Now the story behind the latest sad incident at Block 37 is starting to emerge.
The filings shed light on the bank's surprising (at the time) decision to seek foreclosure just weeks before some of its retail shops were set to open.
Freed said at the time that it would be "near-impossible to re-start" the project should it be shut down.
Now the bank has told a court considering putting the project into receivership that it will cost $42.6 million more than Freed's loan to finish the development. Total cost would be $341 million.
The bank is essentially giving up on Freed and wants to bring in a new developer.
Freed, however, is fighting back, saying the bank has no right to foreclose, and that it "improperly" blocked a revised lease with Muvico, a critical tenant which had planned an upscale, seven-screen movie theater for the complex.
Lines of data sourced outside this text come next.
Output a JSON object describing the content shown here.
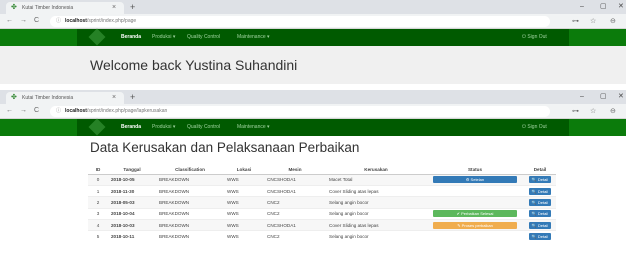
{
  "windows": [
    {
      "tab_title": "Kutai Timber Indonesia",
      "url_host": "localhost",
      "url_path": "/sprint/index.php/page",
      "nav": {
        "home": "Beranda",
        "produksi": "Produksi ▾",
        "qc": "Quality Control",
        "maintenance": "Maintenance ▾",
        "signout": "⏻ Sign Out"
      },
      "welcome": "Welcome back Yustina Suhandini"
    },
    {
      "tab_title": "Kutai Timber Indonesia",
      "url_host": "localhost",
      "url_path": "/sprint/index.php/page/lapkerusakan",
      "nav": {
        "home": "Beranda",
        "produksi": "Produksi ▾",
        "qc": "Quality Control",
        "maintenance": "Maintenance ▾",
        "signout": "⏻ Sign Out"
      },
      "heading": "Data Kerusakan dan Pelaksanaan Perbaikan",
      "table": {
        "columns": [
          "ID",
          "Tanggal",
          "Classification",
          "Lokasi",
          "Mesin",
          "Kerusakan",
          "Status",
          "Detail"
        ],
        "rows": [
          {
            "id": "0",
            "tanggal": "2018-10-05",
            "classification": "BREAKDOWN",
            "lokasi": "WWS",
            "mesin": "CNCSHODA1",
            "kerusakan": "Macet Total",
            "status": "⚙ Setelan",
            "status_color": "#337ab7",
            "detail": "🔍 Detail"
          },
          {
            "id": "1",
            "tanggal": "2018-11-30",
            "classification": "BREAKDOWN",
            "lokasi": "WWS",
            "mesin": "CNCSHODA1",
            "kerusakan": "Cover Sliding atas lepas",
            "status": "",
            "status_color": "",
            "detail": "🔍 Detail"
          },
          {
            "id": "2",
            "tanggal": "2018-05-03",
            "classification": "BREAKDOWN",
            "lokasi": "WWS",
            "mesin": "CNC2",
            "kerusakan": "Selang angin bocor",
            "status": "",
            "status_color": "",
            "detail": "🔍 Detail"
          },
          {
            "id": "3",
            "tanggal": "2018-10-04",
            "classification": "BREAKDOWN",
            "lokasi": "WWS",
            "mesin": "CNC2",
            "kerusakan": "Selang angin bocor",
            "status": "✔ Perbaikan Selesai",
            "status_color": "#5cb85c",
            "detail": "🔍 Detail"
          },
          {
            "id": "4",
            "tanggal": "2018-10-03",
            "classification": "BREAKDOWN",
            "lokasi": "WWS",
            "mesin": "CNCSHODA1",
            "kerusakan": "Cover Sliding atas lepas",
            "status": "✎ Proses perbaikan",
            "status_color": "#f0ad4e",
            "detail": "🔍 Detail"
          },
          {
            "id": "5",
            "tanggal": "2018-10-11",
            "classification": "BREAKDOWN",
            "lokasi": "WWS",
            "mesin": "CNC2",
            "kerusakan": "Selang angin bocor",
            "status": "",
            "status_color": "",
            "detail": "🔍 Detail"
          }
        ]
      }
    }
  ],
  "browser_icons": {
    "back": "←",
    "forward": "→",
    "reload": "C",
    "info": "ⓘ",
    "key": "⊶",
    "star": "☆",
    "account": "⊖",
    "minimize": "–",
    "maximize": "▢",
    "close": "✕",
    "tab_close": "×",
    "new_tab": "+",
    "favicon": "✤"
  },
  "colors": {
    "navbar": "#0b7b0b",
    "navbar_inner": "#005a00",
    "primary": "#337ab7",
    "success": "#5cb85c",
    "warning": "#f0ad4e"
  }
}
Muvico had walked away from the deal in June.
Mayor Daley is trying to broker a settlement, but as Sun-Times business columnist David Roeder wrote last week: "That is doubtful and Freed's continued involvement in the project looks iffy at best."